━━━ Entries shown ━━━

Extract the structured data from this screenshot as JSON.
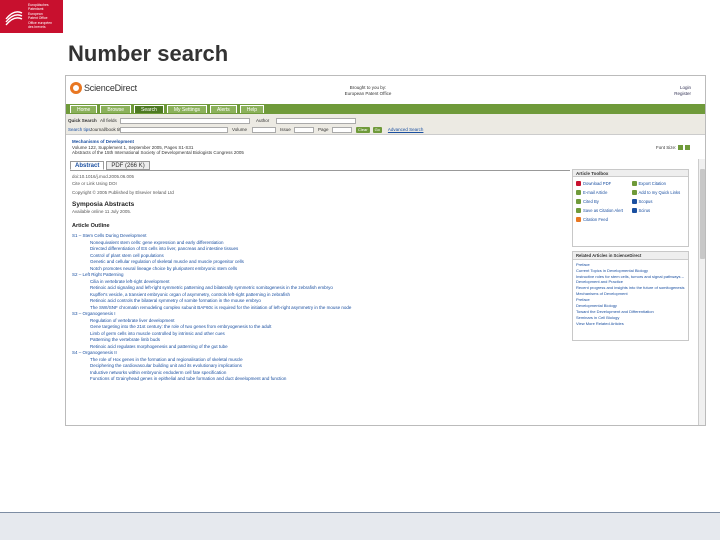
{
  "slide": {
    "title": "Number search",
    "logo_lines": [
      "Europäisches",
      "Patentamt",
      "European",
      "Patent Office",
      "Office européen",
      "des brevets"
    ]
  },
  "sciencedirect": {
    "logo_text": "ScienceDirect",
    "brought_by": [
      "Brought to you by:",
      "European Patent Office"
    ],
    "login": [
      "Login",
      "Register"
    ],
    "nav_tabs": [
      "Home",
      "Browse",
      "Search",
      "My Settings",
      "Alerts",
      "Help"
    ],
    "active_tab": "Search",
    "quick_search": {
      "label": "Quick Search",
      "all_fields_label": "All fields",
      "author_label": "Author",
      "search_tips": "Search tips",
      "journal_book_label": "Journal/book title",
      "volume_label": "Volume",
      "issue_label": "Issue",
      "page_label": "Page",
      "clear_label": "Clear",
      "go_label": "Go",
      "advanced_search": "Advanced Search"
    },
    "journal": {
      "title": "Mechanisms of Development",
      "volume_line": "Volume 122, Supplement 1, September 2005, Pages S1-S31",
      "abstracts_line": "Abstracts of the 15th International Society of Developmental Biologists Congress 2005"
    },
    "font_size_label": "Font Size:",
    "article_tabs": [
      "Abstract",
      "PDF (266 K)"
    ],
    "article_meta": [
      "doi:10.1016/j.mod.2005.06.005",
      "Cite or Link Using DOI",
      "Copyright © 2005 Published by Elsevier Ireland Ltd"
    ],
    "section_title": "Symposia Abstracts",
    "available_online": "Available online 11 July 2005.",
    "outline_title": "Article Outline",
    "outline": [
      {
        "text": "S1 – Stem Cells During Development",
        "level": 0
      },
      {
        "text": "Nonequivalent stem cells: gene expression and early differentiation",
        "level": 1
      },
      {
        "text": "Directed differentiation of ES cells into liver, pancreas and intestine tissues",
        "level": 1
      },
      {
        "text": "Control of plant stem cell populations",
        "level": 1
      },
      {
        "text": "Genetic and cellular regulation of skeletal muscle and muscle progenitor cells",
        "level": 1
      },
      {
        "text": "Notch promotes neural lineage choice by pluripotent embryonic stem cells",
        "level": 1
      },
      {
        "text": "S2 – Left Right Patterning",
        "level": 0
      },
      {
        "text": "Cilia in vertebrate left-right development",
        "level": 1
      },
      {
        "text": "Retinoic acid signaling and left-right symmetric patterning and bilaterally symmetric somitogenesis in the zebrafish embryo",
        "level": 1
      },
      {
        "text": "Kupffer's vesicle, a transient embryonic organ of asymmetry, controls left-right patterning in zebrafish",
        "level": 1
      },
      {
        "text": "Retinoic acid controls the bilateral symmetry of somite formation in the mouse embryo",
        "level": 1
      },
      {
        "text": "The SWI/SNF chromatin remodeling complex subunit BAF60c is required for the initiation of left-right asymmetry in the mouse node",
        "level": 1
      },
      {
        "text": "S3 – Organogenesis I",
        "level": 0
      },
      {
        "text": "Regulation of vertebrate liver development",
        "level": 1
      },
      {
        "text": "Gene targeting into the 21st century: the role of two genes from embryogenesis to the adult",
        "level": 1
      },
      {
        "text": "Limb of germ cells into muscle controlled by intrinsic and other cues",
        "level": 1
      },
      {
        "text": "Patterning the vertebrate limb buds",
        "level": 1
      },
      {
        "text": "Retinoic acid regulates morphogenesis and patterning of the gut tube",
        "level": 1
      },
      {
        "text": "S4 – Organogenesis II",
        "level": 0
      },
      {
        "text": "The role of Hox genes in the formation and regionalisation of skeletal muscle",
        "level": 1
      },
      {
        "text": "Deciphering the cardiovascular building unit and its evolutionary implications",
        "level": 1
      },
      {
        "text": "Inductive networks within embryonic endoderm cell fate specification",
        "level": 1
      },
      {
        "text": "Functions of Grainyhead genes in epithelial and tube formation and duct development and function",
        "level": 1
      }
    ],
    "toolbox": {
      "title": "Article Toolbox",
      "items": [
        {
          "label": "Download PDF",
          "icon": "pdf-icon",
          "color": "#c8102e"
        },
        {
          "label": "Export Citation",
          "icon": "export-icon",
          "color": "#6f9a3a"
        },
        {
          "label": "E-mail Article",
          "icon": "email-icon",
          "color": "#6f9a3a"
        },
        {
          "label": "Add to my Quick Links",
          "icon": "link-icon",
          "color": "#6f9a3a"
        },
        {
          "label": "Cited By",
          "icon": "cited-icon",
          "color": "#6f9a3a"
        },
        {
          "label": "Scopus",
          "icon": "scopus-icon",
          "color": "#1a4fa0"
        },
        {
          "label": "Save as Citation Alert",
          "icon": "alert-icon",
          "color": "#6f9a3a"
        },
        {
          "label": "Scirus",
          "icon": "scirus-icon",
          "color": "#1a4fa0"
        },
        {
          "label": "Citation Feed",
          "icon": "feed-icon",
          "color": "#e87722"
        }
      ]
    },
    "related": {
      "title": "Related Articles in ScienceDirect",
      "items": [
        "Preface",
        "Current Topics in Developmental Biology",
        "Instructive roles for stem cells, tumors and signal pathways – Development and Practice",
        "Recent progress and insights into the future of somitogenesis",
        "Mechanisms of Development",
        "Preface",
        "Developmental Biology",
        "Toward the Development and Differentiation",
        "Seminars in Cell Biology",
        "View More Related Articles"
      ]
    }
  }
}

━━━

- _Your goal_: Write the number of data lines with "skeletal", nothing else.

- _Response to this exercise_: 2